“We have learned a lot during this journey in the Nordic countries, among other things not to adopt the Swedish model of “freedom with responsibility”. For example, in Russia it is illegal not to save buffer zones along water. We want it to remain that way”.
The struggle goes on!
/Viktor Säfve, Protect the Forest
Facts about Swedish forests:
Less than 4 percent of the total productive forest land is formally protected.
Less than 2 percent of the productive forest area below the montane forests is formally protected. (Source EPA)
80 percent of the productive forests in Sweden consists of plantations and managed young production forests with an average age of less than 100 years. (Source: Swedish Forest Agency)
Plantations of exotic species: For a long time, the Canadian tree species “pinus contorta” has been the dominantly used type of exotic tree species in Sweden, and now cover about 550 000 hectares. This represents about 2 percent of the productive forest area, which is roughly equal in size to all of the formally protected natural forest below below the mountain region. During the period between 1995 – 2006 the average of new plantations amounted to 2500 hectares per year. The last few years, annual plantations of Pinus contorta have increased to about 6 000 hectares. (Source: Swedish Forest Agency)
Leading scientists point out that 20 percent of the productive forest land in Sweden should be exempted forestry and committed to long-term nature conservation, if Sweden is to live up to their environmental objectives and reach the ambition to preserve all naturally occurring species in viable populations. (Source: Research Appeal “Protect Sweden’s Old-Growth Forest”)
More than 2100 forest and arboreal species are listed on the national Red List. A large proportion of these are threatened or near threatened due to the fact that their habitats are shrinking. The dominant cause is deforestation. (Source: Species Information Centre, Swedish University of Agricultural Sciences – SLU)
According to the Swedish Forestry Agency’s surveys (so-called “polytax-inventories”), which examine how well forestry meets the environmental laws (30 §) of the Forestry Act, 37 percent of all final harvesting do not reach the minimum requirements of the law. Better general consideration for biodiversity, water and soil is needed if Sweden is to meet national and international environmental goals and agreements. (Source: Swedish Forest Agency)
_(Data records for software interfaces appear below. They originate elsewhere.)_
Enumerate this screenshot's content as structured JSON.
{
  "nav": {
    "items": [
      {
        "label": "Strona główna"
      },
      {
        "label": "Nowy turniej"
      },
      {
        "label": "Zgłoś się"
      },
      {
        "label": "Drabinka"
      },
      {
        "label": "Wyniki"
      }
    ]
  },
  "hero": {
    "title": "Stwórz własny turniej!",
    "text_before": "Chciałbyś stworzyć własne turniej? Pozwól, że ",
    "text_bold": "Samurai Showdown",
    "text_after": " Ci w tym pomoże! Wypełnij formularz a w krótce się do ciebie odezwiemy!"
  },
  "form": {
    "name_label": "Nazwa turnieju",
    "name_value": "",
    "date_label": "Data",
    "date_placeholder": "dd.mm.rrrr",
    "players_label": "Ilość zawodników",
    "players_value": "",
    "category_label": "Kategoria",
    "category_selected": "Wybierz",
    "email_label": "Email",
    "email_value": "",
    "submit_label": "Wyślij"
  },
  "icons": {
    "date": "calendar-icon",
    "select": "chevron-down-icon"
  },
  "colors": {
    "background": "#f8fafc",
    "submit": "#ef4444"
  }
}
The Swedish forestry can account for as much as 25 percent of the leakage of mercury into waterways. The leakage will continue for years after the felling. According to an article in the Swedish Forestry Agency’s Journal (No. 3 / 2009), the levels of mercury continue to rise in Swedish fish. Calculations by Kevin Bishop at SLU, show that the soil can leak twice as much mercury and methylmercury after felling as before. The problems are greatest in wet soils and in the context of damage to the soil due to vehicles.
Facts on the trip: Trip was organized by SPOK.
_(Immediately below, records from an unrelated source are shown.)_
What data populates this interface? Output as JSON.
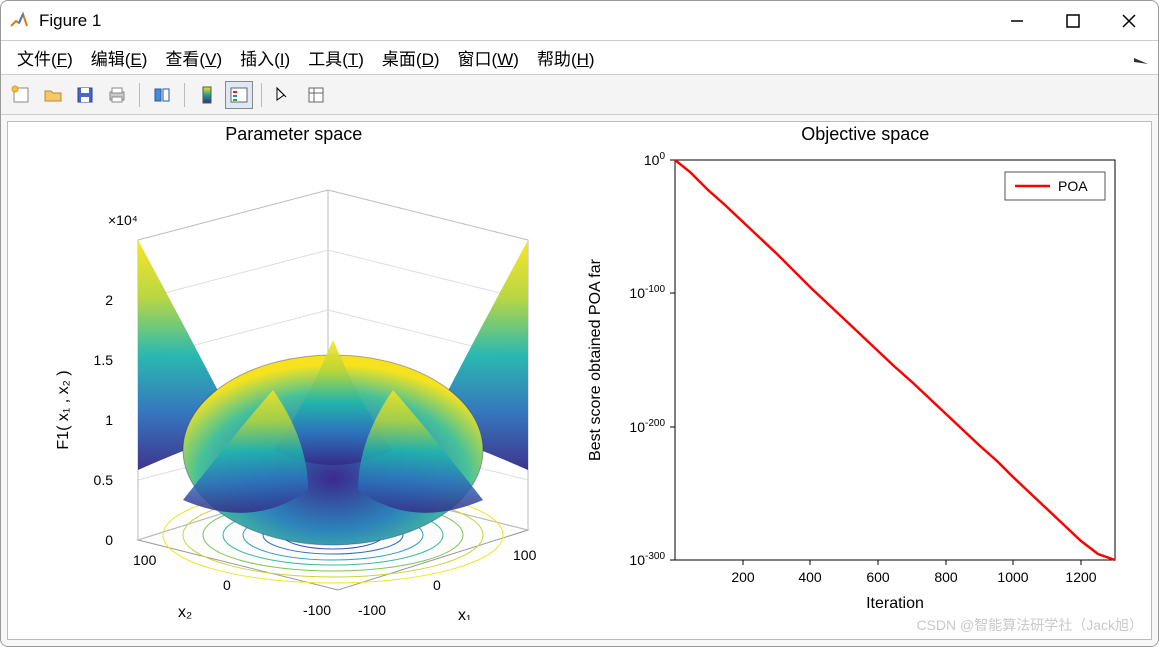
{
  "window": {
    "title": "Figure 1"
  },
  "menubar": {
    "items": [
      {
        "label": "文件",
        "key": "F"
      },
      {
        "label": "编辑",
        "key": "E"
      },
      {
        "label": "查看",
        "key": "V"
      },
      {
        "label": "插入",
        "key": "I"
      },
      {
        "label": "工具",
        "key": "T"
      },
      {
        "label": "桌面",
        "key": "D"
      },
      {
        "label": "窗口",
        "key": "W"
      },
      {
        "label": "帮助",
        "key": "H"
      }
    ]
  },
  "toolbar": {
    "buttons": [
      "new-figure",
      "open-file",
      "save",
      "print",
      "sep",
      "link-brush",
      "sep",
      "insert-colorbar",
      "insert-legend",
      "sep",
      "edit-plot",
      "open-property-inspector"
    ]
  },
  "watermark": "CSDN @智能算法研学社（Jack旭）",
  "chart_data": [
    {
      "type": "surface3d",
      "title": "Parameter space",
      "xlabel": "x₁",
      "ylabel": "x₂",
      "zlabel": "F1( x₁ , x₂ )",
      "x_range": [
        -100,
        100
      ],
      "y_range": [
        -100,
        100
      ],
      "z_range": [
        0,
        20000.0
      ],
      "x_ticks": [
        -100,
        0,
        100
      ],
      "y_ticks": [
        -100,
        0,
        100
      ],
      "z_ticks": [
        0,
        0.5,
        1,
        1.5,
        2
      ],
      "z_multiplier": "×10⁴",
      "description": "3D surface of F1(x1,x2) = x1^2 + x2^2 style bowl with four peaked corners, contour projection on floor",
      "colormap": "parula"
    },
    {
      "type": "semilogy",
      "title": "Objective space",
      "xlabel": "Iteration",
      "ylabel": "Best score obtained POA far",
      "xlim": [
        0,
        1300
      ],
      "ylim": [
        1e-300,
        1.0
      ],
      "x_ticks": [
        200,
        400,
        600,
        800,
        1000,
        1200
      ],
      "y_ticks": [
        "10⁰",
        "10⁻¹⁰⁰",
        "10⁻²⁰⁰",
        "10⁻³⁰⁰"
      ],
      "y_tick_values": [
        1,
        1e-100,
        1e-200,
        1e-300
      ],
      "series": [
        {
          "name": "POA",
          "color": "#ff0000",
          "x": [
            0,
            100,
            200,
            300,
            400,
            500,
            600,
            700,
            800,
            900,
            1000,
            1100,
            1200,
            1300
          ],
          "y": [
            1,
            1e-23,
            1e-46,
            1e-69,
            1e-92,
            1e-115,
            1e-138,
            1e-161,
            1e-184,
            1e-207,
            1e-230,
            1e-253,
            1e-276,
            1e-300
          ]
        }
      ],
      "legend": {
        "position": "northeast",
        "entries": [
          "POA"
        ]
      }
    }
  ]
}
The Russian forest experts’ trip was financed by the Nordic Council of Ministers.
Nordic Council of Ministers is not responsible for the content of materials. The author’s opinion may not reflect the official position of the Nordic Council of Ministers.